Over the past 20 years, substantial information has been gained concerning sepsis-associated ALI. Although the mortality from ARDS remains unchanged, the spectrum of disease has altered. Patients rarely die acutely from the direct sequelae of ALI, including hypoxemia, but most commonly demonstrate a protracted clinical course that eventuates in MSOF. Further, with improved resuscitation of medical and surgical emergencies, the profile of patients who develop ARDS has changed and now reflects an older and more complex patient. While the pathophysiology and mediators of tissue injury in septic ARDS is now better understood, effective therapeutic interventions have not yet resulted from early multicenter trials. It is clear from the recent multicenter trials on the effects of methylprednisolone dose that apparently useful therapies in animal models must undergo this form of investigation before widespread clinical dissemination. Without an effective and singular 'golden bullet' for the treatment of the varied presentation of ARDS, it remains our contention that basic management principles of ARDS must continue to emphasize an aggressive approach to the identification and treatment of the septic focus while all efforts are concurrently exploited to reduce the potentially aggravating effects of secondary injury on microvascular function. Currently research into the diagnosis, prevention, and treatment of nosocomial pneumonia is an example of how secondary injury may be minimized in ALI. Further, it is important to recognize the potentially detrimental effects of various therapies on the microvascular membrane in ARDS.
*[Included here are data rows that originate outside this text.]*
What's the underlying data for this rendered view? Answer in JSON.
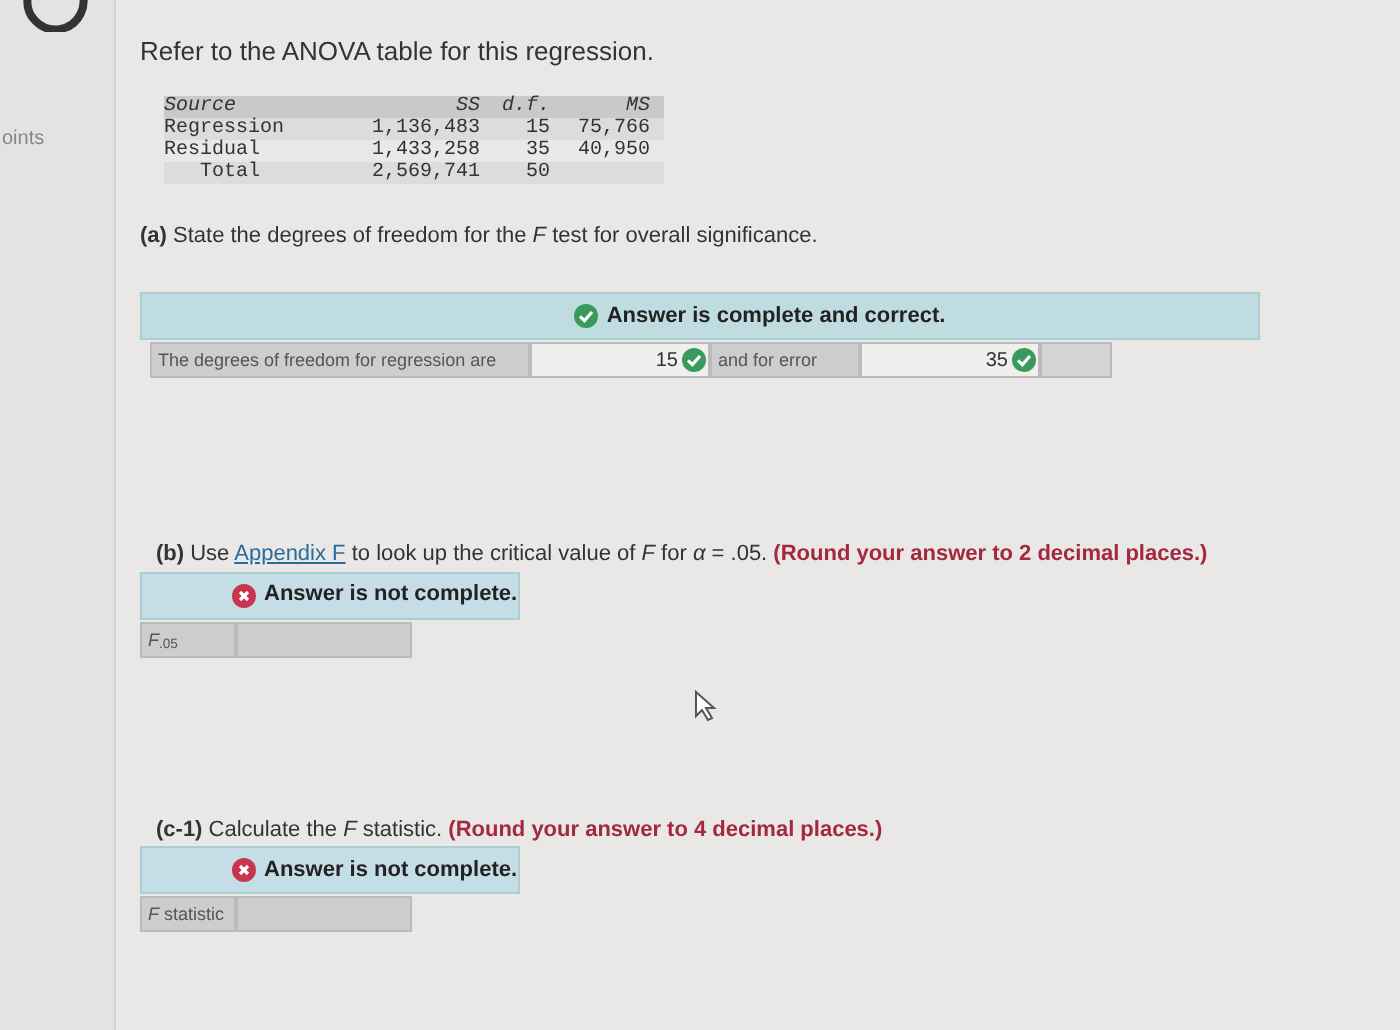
{
  "sidebar": {
    "label": "oints"
  },
  "intro": "Refer to the ANOVA table for this regression.",
  "anova": {
    "columns": [
      "Source",
      "SS",
      "d.f.",
      "MS"
    ],
    "rows": [
      [
        "Regression",
        "1,136,483",
        "15",
        "75,766"
      ],
      [
        "Residual",
        "1,433,258",
        "35",
        "40,950"
      ],
      [
        "Total",
        "2,569,741",
        "50",
        ""
      ]
    ]
  },
  "parts": [
    {
      "label": "(a)",
      "prompt": "State the degrees of freedom for the *F* test for overall significance.",
      "result": {
        "correct": true,
        "message": "Answer is complete and correct."
      },
      "cells": [
        {
          "kind": "label",
          "text": "The degrees of freedom for regression are"
        },
        {
          "kind": "input",
          "value": "15",
          "correct": true
        },
        {
          "kind": "label",
          "text": "and for error"
        },
        {
          "kind": "input",
          "value": "35",
          "correct": true
        },
        {
          "kind": "blank"
        }
      ]
    },
    {
      "label": "(b)",
      "prompt": "Use",
      "link": "Appendix F",
      "after_link": "to look up the critical value of *F* for *α* = .05.",
      "instruction": "(Round your answer to 2 decimal places.)",
      "result": {
        "correct": false,
        "message": "Answer is not complete."
      },
      "cells": [
        {
          "kind": "label",
          "text": "*F*$_{.05}$"
        },
        {
          "kind": "input"
        }
      ]
    },
    {
      "label": "(c-1)",
      "prompt": "Calculate the *F* statistic.",
      "instruction": "(Round your answer to 4 decimal places.)",
      "result": {
        "correct": false,
        "message": "Answer is not complete."
      },
      "cells": [
        {
          "kind": "label",
          "text": "*F* statistic"
        },
        {
          "kind": "input"
        }
      ]
    }
  ]
}
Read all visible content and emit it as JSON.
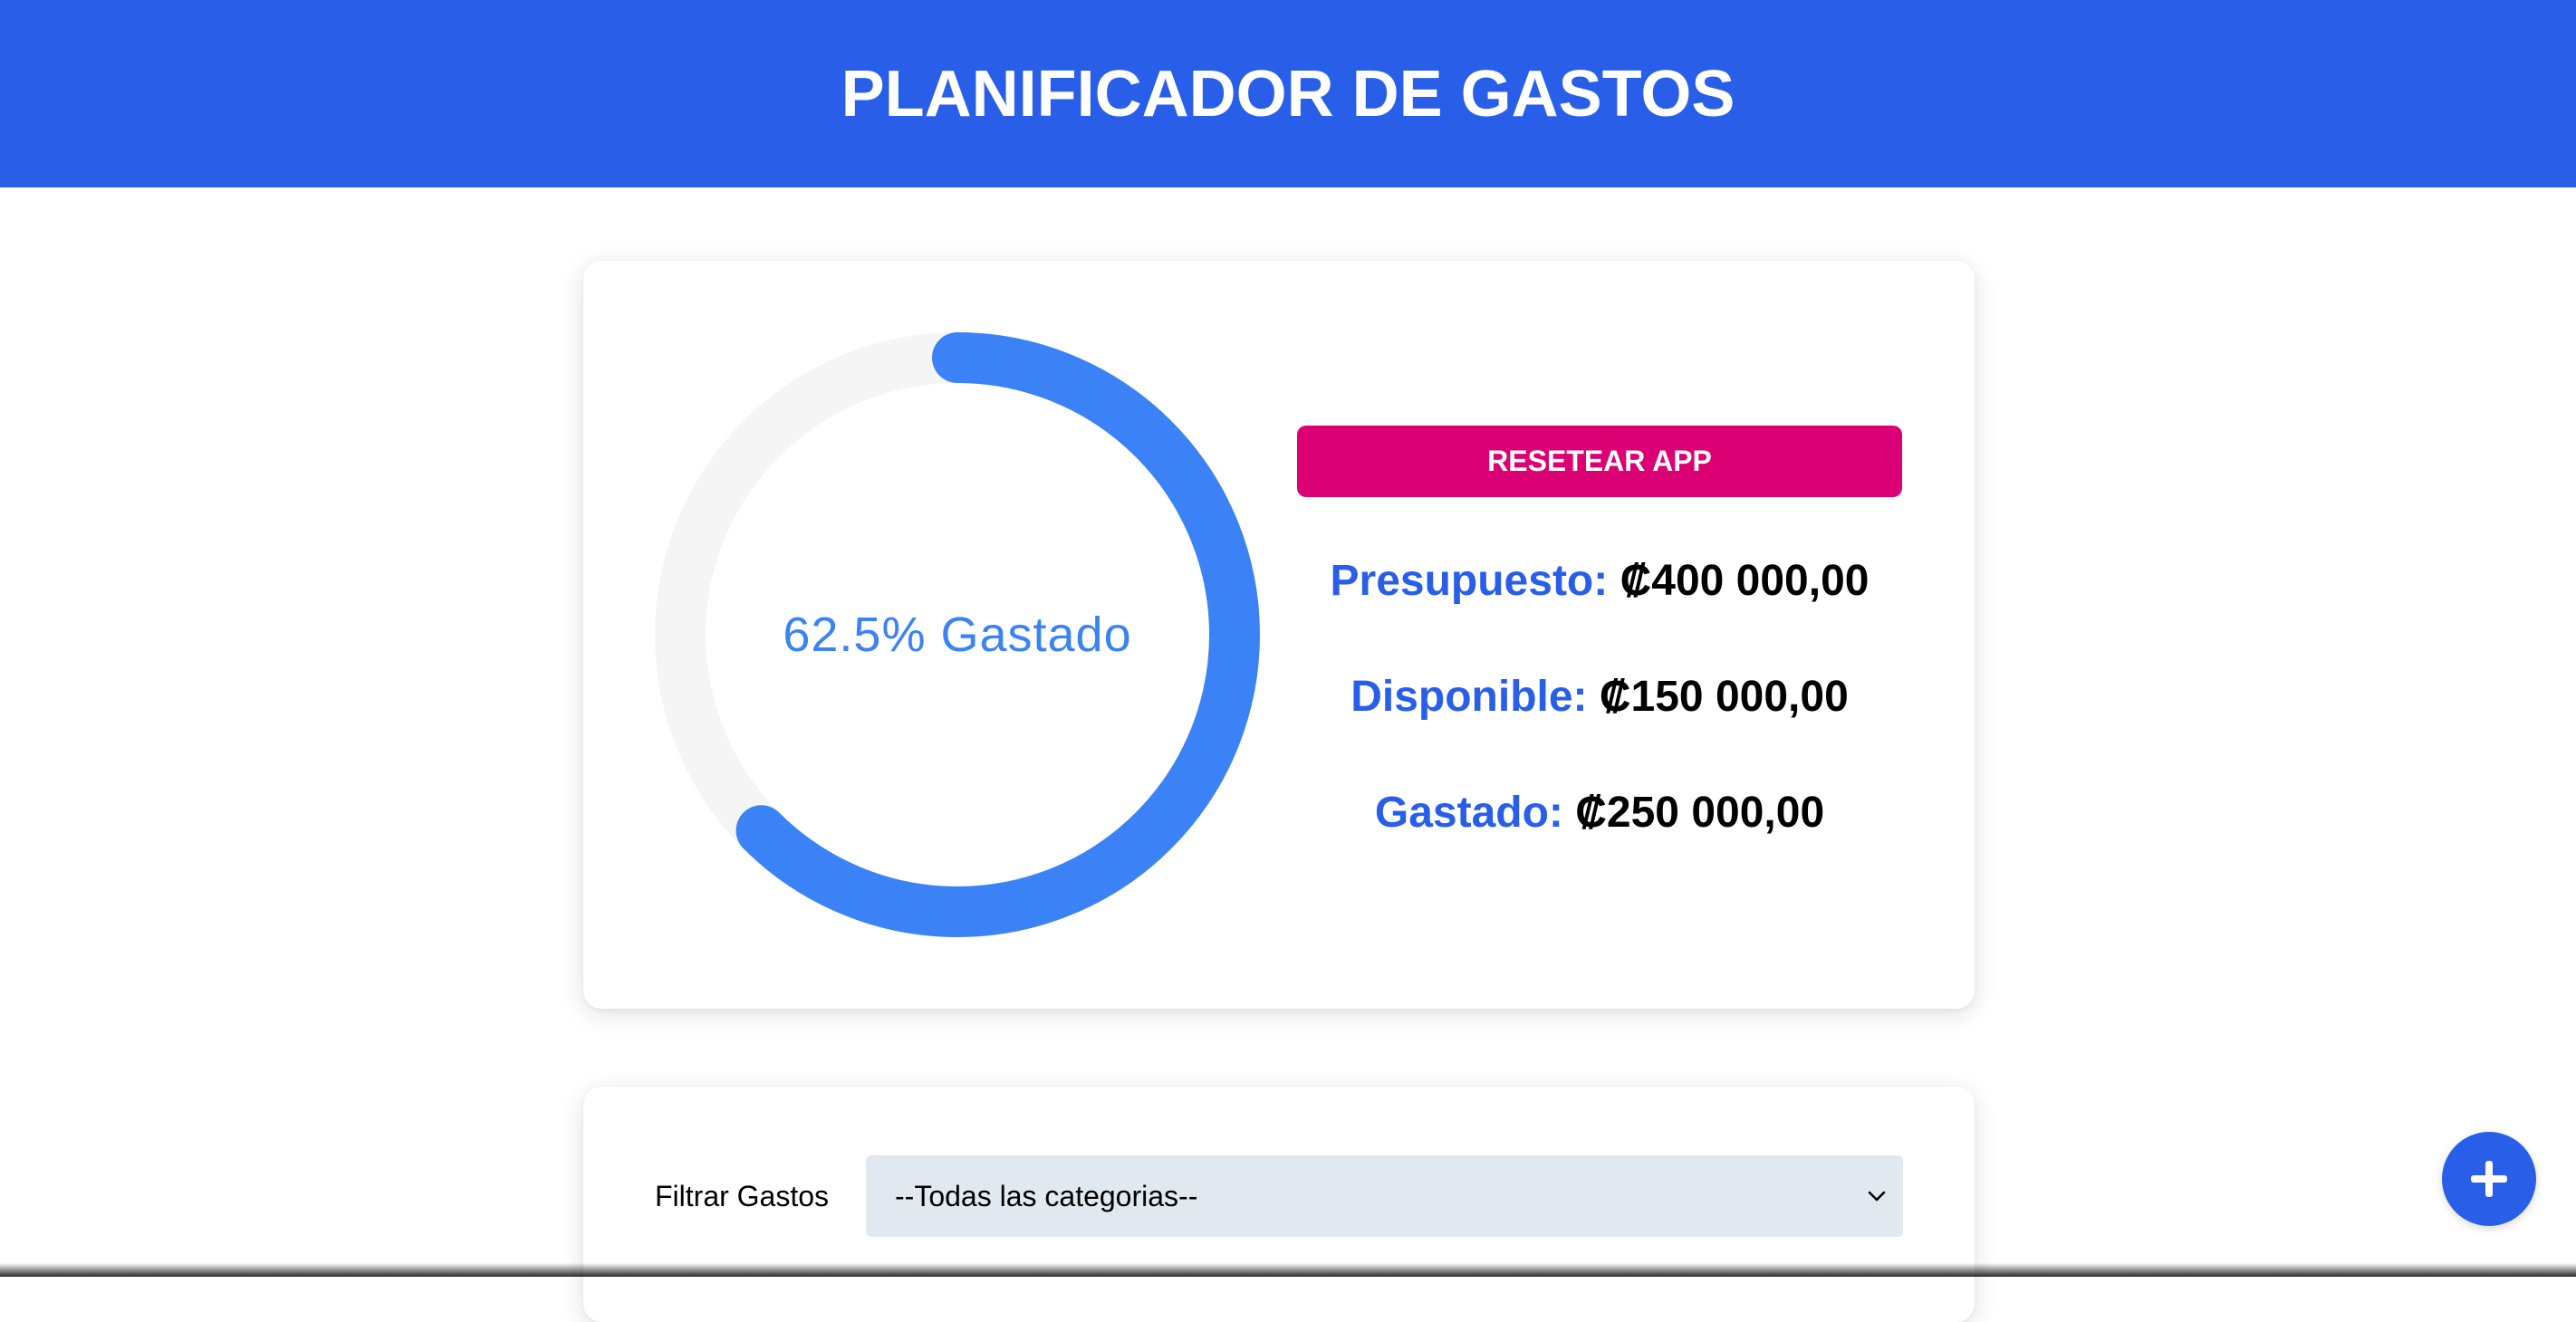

|Number of pages||31|
|Journal||Critical Care Clinics|
|Publication status||Published - 1 Jan 1989|